How do we respond to the ways that millennials are changing the church? We’re not just talking about reaching out to newcomers; we’re talking specifically about people in their 20s and 30s – children of the information age, who shun chequing accounts for e-transfers, access Wikipedia.com for instant clarification and touch base with friends via text and Instagram while avoiding telephone land-lines altogether.
As a group, millennials have the potential to shake up the church in ways we have not seen for decades. We know they have the capacity to give, but they want their giving to have impact. It is not sufficient to “just give,” as previous generations have. More than ever, parishes need to develop annual narrative budgets and to expose millennials to the ministry of the church; they need to invite millennials to take on leadership roles that are appropriate for them.

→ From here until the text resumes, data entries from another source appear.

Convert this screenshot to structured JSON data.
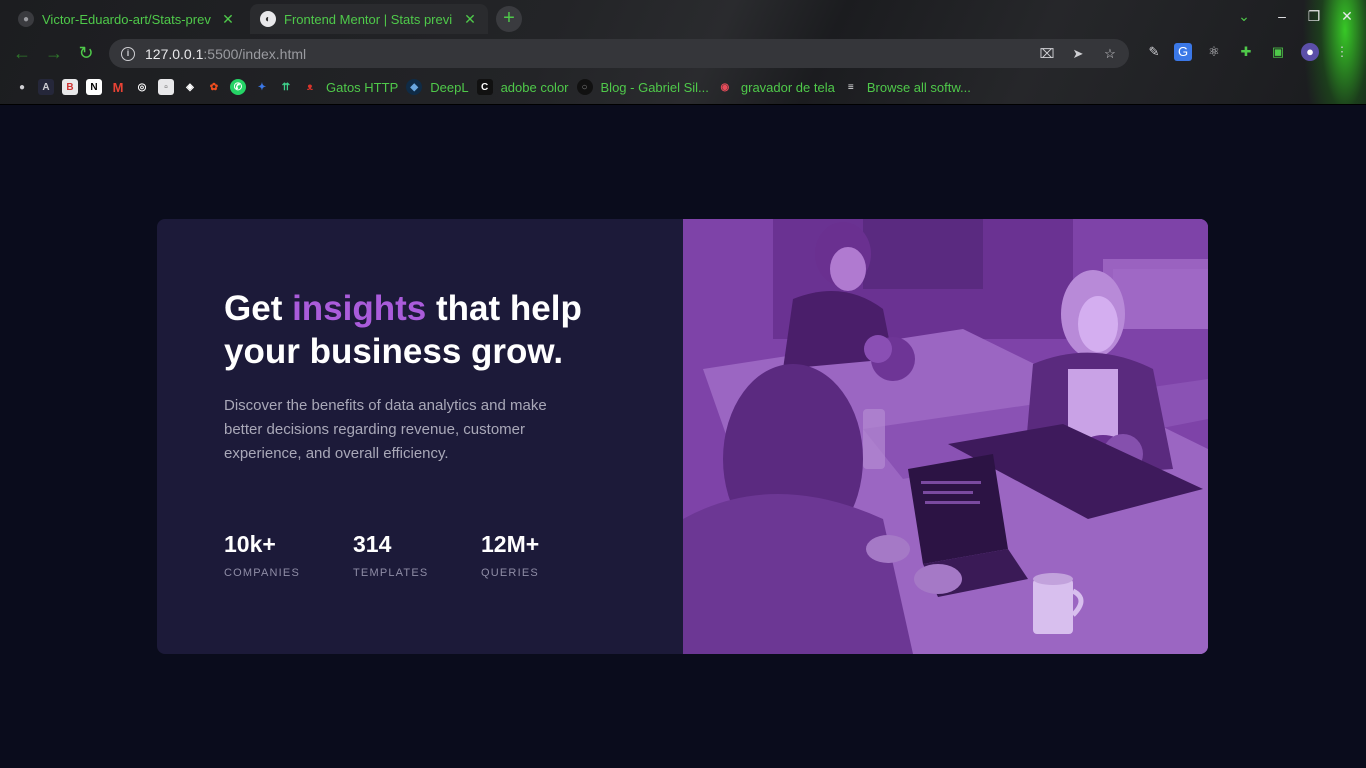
{
  "browser": {
    "tabs": [
      {
        "title": "Victor-Eduardo-art/Stats-prev",
        "favicon": "github-icon",
        "active": false
      },
      {
        "title": "Frontend Mentor | Stats previ",
        "favicon": "frontend-mentor-icon",
        "active": true
      }
    ],
    "new_tab_label": "+",
    "address": {
      "host": "127.0.0.1",
      "path": ":5500/index.html"
    },
    "bookmarks": [
      {
        "icon": "github-icon",
        "label": ""
      },
      {
        "icon": "angular-icon",
        "label": ""
      },
      {
        "icon": "bookmark-icon",
        "label": ""
      },
      {
        "icon": "notion-icon",
        "label": ""
      },
      {
        "icon": "gmail-icon",
        "label": ""
      },
      {
        "icon": "circle-icon",
        "label": ""
      },
      {
        "icon": "page-icon",
        "label": ""
      },
      {
        "icon": "codepen-icon",
        "label": ""
      },
      {
        "icon": "figma-icon",
        "label": ""
      },
      {
        "icon": "whatsapp-icon",
        "label": ""
      },
      {
        "icon": "app-icon",
        "label": ""
      },
      {
        "icon": "arrows-icon",
        "label": ""
      },
      {
        "icon": "cat-icon",
        "label": "Gatos HTTP"
      },
      {
        "icon": "deepl-icon",
        "label": "DeepL"
      },
      {
        "icon": "adobe-color-icon",
        "label": "adobe color"
      },
      {
        "icon": "blog-icon",
        "label": "Blog - Gabriel Sil..."
      },
      {
        "icon": "recorder-icon",
        "label": "gravador de tela"
      },
      {
        "icon": "software-icon",
        "label": "Browse all softw..."
      }
    ]
  },
  "card": {
    "headline_before": "Get ",
    "headline_accent": "insights",
    "headline_after": " that help your business grow.",
    "description": "Discover the benefits of data analytics and make better decisions regarding revenue, customer experience, and overall efficiency.",
    "stats": [
      {
        "value": "10k+",
        "label": "COMPANIES"
      },
      {
        "value": "314",
        "label": "TEMPLATES"
      },
      {
        "value": "12M+",
        "label": "QUERIES"
      }
    ],
    "accent_color": "#aa5cdb",
    "card_color": "#1c1a39",
    "page_color": "#0a0c1c"
  }
}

An article in Today’s Christian last year noted that “church leadership is still dominated by those of our parents’ and grandparents’ generation, and the hierarchy is usually pretty entrenched.” This seems typical of most congregations, as older members have more time, skill and experience. The generational difference this time is that millennials aren’t prepared to wait. If denominational identification is less salient among young people and the opportunity to get involved isn’t there, they will just go elsewhere.
This new way of thinking and engaging young people will have a profound impact on the collection plate – provided one will still be passed around. Many parishes have already adopted Pre-Authorized Giving for their collections. Imagine a day when we are cashless and cheque-less. The parish of St. Mary and St. Bartholomew in Saint John, New Brunswick, seems to be ahead of the ball on this one. To my knowledge, they are the first Anglican church in Canada to install a debit and credit card machine in their narthex. As well, “giving kiosks” seem to be gaining traction with some evangelical churches in the United States. Given the use of technology across all sectors, it’s only a matter of time before they become commonplace in our parishes as well.
The Diocese of Toronto has invested considerable energy and resources in developing mobile apps for giving and an online platform that will issue a tax receipt moments after a gift has been made. Online giving has increased significantly in recent years, but we need to learn how to motivate giving on the Internet; we need to connect with young people where they tend to gather online. For the time being, direct mail continues to be a lucrative and successful medium to connect with the “duty generations.” Millennials, however, often lump all unsolicited mail into the category of junk.
All of this is to say that demographic change is impacting the way that people give. In the not too distant future, we can expect a church where the collection plate will not be passed, where everyone in the congregation will be giving through Pre-Authorized Giving, where churches will have giving kiosks in the narthex, where financial planning is taught side-by-side with stewardship education, and where all program registration will be done online. Millennials are ushering in a whole new way to give to ministry. We need not fear the change, but it is coming.